Potential for centralization, centralized control and consolidation
Cllr Handley queried whether there should be a national CT scheme. Emily Lewis said that local knowledge is really important, and there is a lot of goodwill at local level, including lots of informal lift giving. Vicky Freeman said she had been working with some local authorities who wanted to centralize CT provision. They have encountered resistance, and it can result in loss of local knowledge and the comfort of users. Phil Clark warned against trying to centralize, but said that small villages could and should work together, because schemes are only really viable for a population of around two to three thousand. In Sonning Common, the scheme covers the local health centre catchment.

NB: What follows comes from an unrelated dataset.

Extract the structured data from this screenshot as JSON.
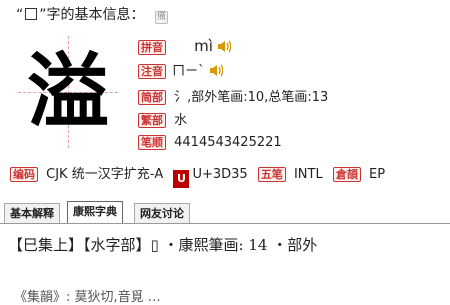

Cllr Mathew said he would like to know what the total cost of all 64 schemes was, and what could be set up across the county with an equivalent cost. Nick Small said it was very hard to put an output value on community transport. Emily said the large number of schemes had grown up because they are locally led. Also, the majority of the car schemes receive no council funds at all. Vicky said that in some areas schemes were working collaboratively. Liam Tatton-Bennett said groups sometimes share resources but often do not want to merge..

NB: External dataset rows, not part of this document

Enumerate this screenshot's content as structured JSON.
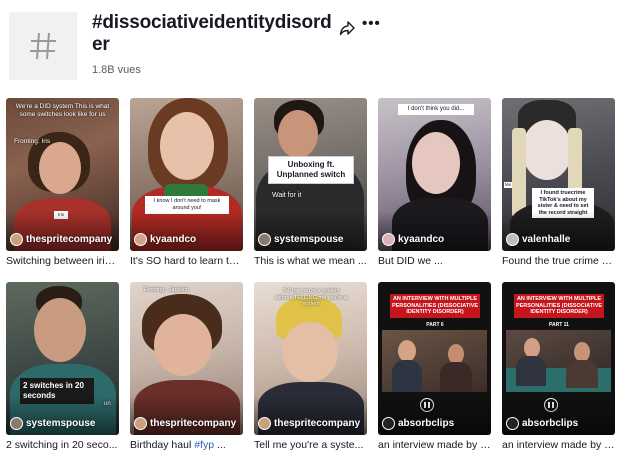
{
  "header": {
    "title": "#dissociativeidentitydisorder",
    "views": "1.8B vues",
    "icons": {
      "tag": "hashtag-icon",
      "share": "share-icon",
      "more": "more-options-icon"
    }
  },
  "videos": [
    {
      "username": "thespritecompany",
      "caption": "Switching between iris ...",
      "overlay_text": "We're a DID system This is what some switches look like for us",
      "overlay_label": "Fronting: Iris",
      "badge_text": "Iris"
    },
    {
      "username": "kyaandco",
      "caption": "It's SO hard to learn to ...",
      "overlay_text": "I know I don't need to mask around you!"
    },
    {
      "username": "systemspouse",
      "caption": "This is what we mean ...",
      "overlay_text": "Unboxing ft. Unplanned switch",
      "overlay_sub": "Wait for it"
    },
    {
      "username": "kyaandco",
      "caption": "But DID we ...",
      "overlay_text": "I don't think you did..."
    },
    {
      "username": "valenhalle",
      "caption": "Found the true crime Ti...",
      "overlay_text": "I found truecrime TikTok's about my sister & need to set the record straight",
      "overlay_side": "Me"
    },
    {
      "username": "systemspouse",
      "caption": "2 switching in 20 seco...",
      "overlay_text": "2 switches in 20 seconds",
      "overlay_side": "un"
    },
    {
      "username": "thespritecompany",
      "caption_prefix": "Birthday haul ",
      "caption_hashtag": "#fyp",
      "caption_suffix": " ...",
      "overlay_label": "Fronting : Jackson"
    },
    {
      "username": "thespritecompany",
      "caption": "Tell me you're a syste...",
      "overlay_text": "Tell me you're a system without TELLING me you're a system"
    },
    {
      "username": "absorbclips",
      "caption": "an interview made by a...",
      "overlay_text": "AN INTERVIEW WITH MULTIPLE PERSONALITIES (DISSOCIATIVE IDENTITY DISORDER)",
      "part": "PART 6"
    },
    {
      "username": "absorbclips",
      "caption": "an interview made by a...",
      "overlay_text": "AN INTERVIEW WITH MULTIPLE PERSONALITIES (DISSOCIATIVE IDENTITY DISORDER)",
      "part": "PART 11"
    }
  ],
  "colors": {
    "link": "#2b5db9",
    "text": "#161823",
    "muted": "#5b5b60",
    "banner": "#c4161c"
  }
}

Cllr Handley asked whether getting insurance was a problem for volunteer drivers. Emily said that Volunteering England have secured a pledge from insurers that they won't increase premiums if drivers say they are providing a volunteer driving service. Vicky said that CTA's website lists all the insurers who don't charge an additional premium.

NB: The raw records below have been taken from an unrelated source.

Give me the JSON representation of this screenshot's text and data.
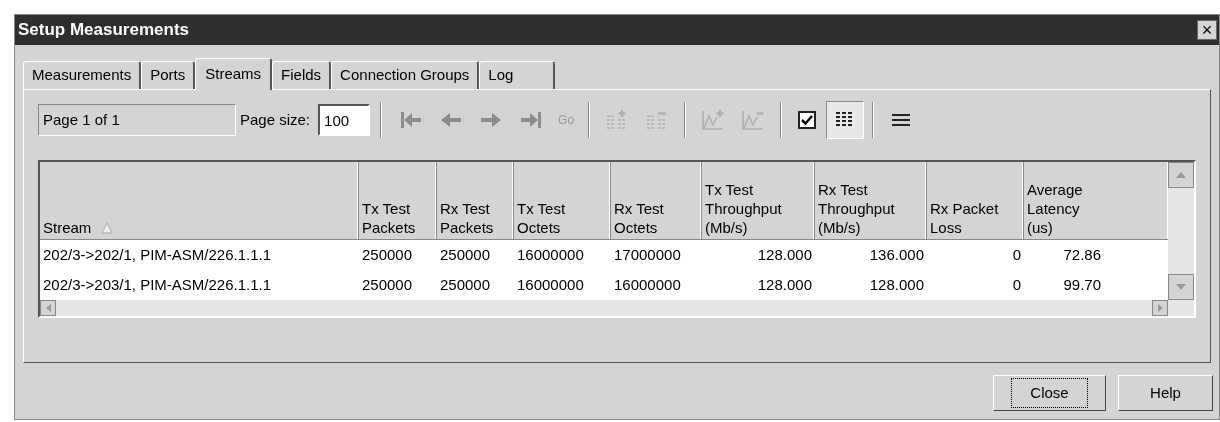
{
  "window": {
    "title": "Setup Measurements",
    "close": "×"
  },
  "tabs": [
    {
      "label": "Measurements",
      "selected": false
    },
    {
      "label": "Ports",
      "selected": false
    },
    {
      "label": "Streams",
      "selected": true
    },
    {
      "label": "Fields",
      "selected": false
    },
    {
      "label": "Connection Groups",
      "selected": false
    },
    {
      "label": "Log",
      "selected": false
    }
  ],
  "toolbar": {
    "page_label": "Page 1 of 1",
    "page_size_label": "Page size:",
    "page_size": "100",
    "go": "Go",
    "tools": [
      {
        "kind": "first",
        "disabled": false
      },
      {
        "kind": "prev",
        "disabled": false
      },
      {
        "kind": "next",
        "disabled": false
      },
      {
        "kind": "last",
        "disabled": false
      },
      {
        "kind": "go",
        "disabled": true
      },
      {
        "kind": "sep"
      },
      {
        "kind": "add-rows",
        "disabled": true
      },
      {
        "kind": "remove-rows",
        "disabled": true
      },
      {
        "kind": "sep"
      },
      {
        "kind": "add-chart",
        "disabled": true
      },
      {
        "kind": "remove-chart",
        "disabled": true
      },
      {
        "kind": "sep"
      },
      {
        "kind": "checkbox",
        "checked": true
      },
      {
        "kind": "grid",
        "pressed": true
      },
      {
        "kind": "sep"
      },
      {
        "kind": "lines",
        "pressed": false
      }
    ]
  },
  "table": {
    "columns": [
      {
        "label": "Stream",
        "sorted": true
      },
      {
        "label": "Tx Test\nPackets"
      },
      {
        "label": "Rx Test\nPackets"
      },
      {
        "label": "Tx Test\nOctets"
      },
      {
        "label": "Rx Test\nOctets"
      },
      {
        "label": "Tx Test\nThroughput\n(Mb/s)"
      },
      {
        "label": "Rx Test\nThroughput\n(Mb/s)"
      },
      {
        "label": "Rx Packet\nLoss"
      },
      {
        "label": "Average\nLatency\n(us)"
      }
    ],
    "rows": [
      [
        "202/3->202/1, PIM-ASM/226.1.1.1",
        "250000",
        "250000",
        "16000000",
        "17000000",
        "128.000",
        "136.000",
        "0",
        "72.86"
      ],
      [
        "202/3->203/1, PIM-ASM/226.1.1.1",
        "250000",
        "250000",
        "16000000",
        "16000000",
        "128.000",
        "128.000",
        "0",
        "99.70"
      ]
    ]
  },
  "buttons": [
    {
      "label": "Close",
      "focused": true
    },
    {
      "label": "Help",
      "focused": false
    }
  ]
}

Linking public transport and community transport
Nick Small advised against rushing into new arrangements and said that it can be difficult to resolve the boundary between public transport and community transport. The two must complement one another – public transport meeting the basic needs of all settlements, with community transport offering a more personalised service. Both need to be supported.
Supporting community transport
Cllr Mathew asked what Vicky Freeman felt was the best way for a county council to support the wide variety of community transport schemes. Vicky said she would reply later in writing as there were a number of different options.* Liam Tatton-Bennett and Emily Lewis both said that there were some models which could potentially be rolled out, but they would not suit all schemes and all areas.
Cllr Green asked to what extent increasing fuel prices were having on services, and whether the Government could be helping. Philip Newbould said that fuel rebate was available to all bus operators including community transport, but not car schemes. However, the tax free amount that volunteer drivers can claim to cover their expenses has recently been increased to 45p per mile (although users would not necessarily want to pay this).
Liam Tatton-Bennett said that Government was proposing to reduce bus operators' fuel duty rebate by 20%. The CTA would welcome support from the county council for their campaign against the reduction.
* Answer subsequently provided by Victoria Freeman:
A very broad question, which a lot of the answers will revolve around funding, a few are listed below;
- Make funding available to support office costs and co-ordination costs
- Provide funding towards fares to reduce the costs to passengers
- Help with providing a small accessible vehicle to some organisations who have the capacity
- Help with marketing of services
- Help and guidance on putting volunteer drivers through the MiDAS MPV scheme
- Provide support with back office functions
- Set up a car scheme forum with council representation to discuss best practice
- Provide clear information on website
- Mapping of service areas to identify the current service provision
Cllr Tanner left the meeting at 12:20pm.